What More and Becket understood, I think, is that they were doing not only their popes and their churches, but also their sovereigns, a big service, big enough to die for (of course, they also understood that a life, like a job, is also not the worst thing to lose before you intended – T.S. Eliot gives Becket the immortal line, “I am not in danger, only near to death”). It’s not an accident that the robes professors wear to claim dispassionate and disinterested status in the truth and wisdom business are (literally) ecclesiastical in origin.

Author: Michael O'Hare

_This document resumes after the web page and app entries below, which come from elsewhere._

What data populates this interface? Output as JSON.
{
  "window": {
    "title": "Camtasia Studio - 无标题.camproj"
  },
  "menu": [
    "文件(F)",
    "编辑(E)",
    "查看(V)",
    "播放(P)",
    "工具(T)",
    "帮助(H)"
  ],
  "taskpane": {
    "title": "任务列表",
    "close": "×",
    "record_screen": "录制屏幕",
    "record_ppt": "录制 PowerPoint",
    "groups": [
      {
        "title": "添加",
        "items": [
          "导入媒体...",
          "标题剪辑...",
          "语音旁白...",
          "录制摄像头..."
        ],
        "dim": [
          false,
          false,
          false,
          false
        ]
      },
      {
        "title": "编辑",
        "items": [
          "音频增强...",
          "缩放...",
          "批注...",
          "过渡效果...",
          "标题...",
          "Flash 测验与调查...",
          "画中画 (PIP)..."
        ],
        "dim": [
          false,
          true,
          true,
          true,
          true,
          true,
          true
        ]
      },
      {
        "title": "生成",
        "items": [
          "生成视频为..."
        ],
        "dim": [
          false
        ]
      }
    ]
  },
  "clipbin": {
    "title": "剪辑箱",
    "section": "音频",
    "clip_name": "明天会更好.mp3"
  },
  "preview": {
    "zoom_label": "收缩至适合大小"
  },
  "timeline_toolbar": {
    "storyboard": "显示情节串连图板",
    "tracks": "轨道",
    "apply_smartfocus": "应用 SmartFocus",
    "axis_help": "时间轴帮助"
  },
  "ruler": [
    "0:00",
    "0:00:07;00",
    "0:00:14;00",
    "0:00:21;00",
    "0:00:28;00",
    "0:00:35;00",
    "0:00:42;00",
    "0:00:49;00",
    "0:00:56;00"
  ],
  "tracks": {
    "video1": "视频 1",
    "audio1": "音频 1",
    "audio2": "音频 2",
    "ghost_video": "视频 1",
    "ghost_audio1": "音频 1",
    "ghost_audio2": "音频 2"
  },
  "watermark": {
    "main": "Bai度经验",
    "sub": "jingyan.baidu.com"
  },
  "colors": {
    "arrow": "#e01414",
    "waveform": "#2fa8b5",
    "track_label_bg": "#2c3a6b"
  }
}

Professor of Public Policy at the Goldman School of Public Policy, University of California, Berkeley, Michael O'Hare was raised in New York City and trained at Harvard as an architect and structural engineer. Diverted from an honest career designing buildings by the offer of a job in which he could think about anything he wanted to and spend his time with very smart and curious young people, he fell among economists and such like, and continues to benefit from their generosity with on-the-job social science training. He has followed the process and principles of design into "nonphysical environments" such as production processes in organizations, regulation, and information management and published a variety of research in environmental policy, government policy towards the arts, and management, with special interests in energy, facility siting, information and perceptions in public choice and work environments, and policy design. His current research is focused on transportation biofuels and their effects on global land use, food security, and international trade; regulatory policy in the face of scientific uncertainty; and, after a three-decade hiatus, on NIMBY conflicts afflicting high speed rail right-of-way and nuclear waste disposal sites. He is also a regular writer on pedagogy, especially teaching in professional education, and co-edited the "Curriculum and Case Notes" section of the Journal of Policy Analysis and Management. Between faculty appointments at the MIT Department of Urban Studies and Planning and the John F. Kennedy School of Government at Harvard, he was director of policy analysis at the Massachusetts Executive Office of Environmental Affairs. He has had visiting appointments at Università Bocconi in Milan and the National University of Singapore and teaches regularly in the Goldman School's executive (mid-career) programs. At GSPP, O'Hare has taught a studio course in Program and Policy Design, Arts and Cultural Policy, Public Management, the pedagogy course for graduate student instructors, Quantitative Methods, Environmental Policy, and the introduction to public policy for its undergraduate minor, which he supervises. Generally, he considers himself the school's resident expert in any subject in which there is no such thing as real expertise (a recent project concerned the governance and design of California county fairs), but is secure in the distinction of being the only faculty member with a metal lathe in his basement and a 4×5 Ebony view camera. At the moment, he would rather be making something with his hands than writing this blurb.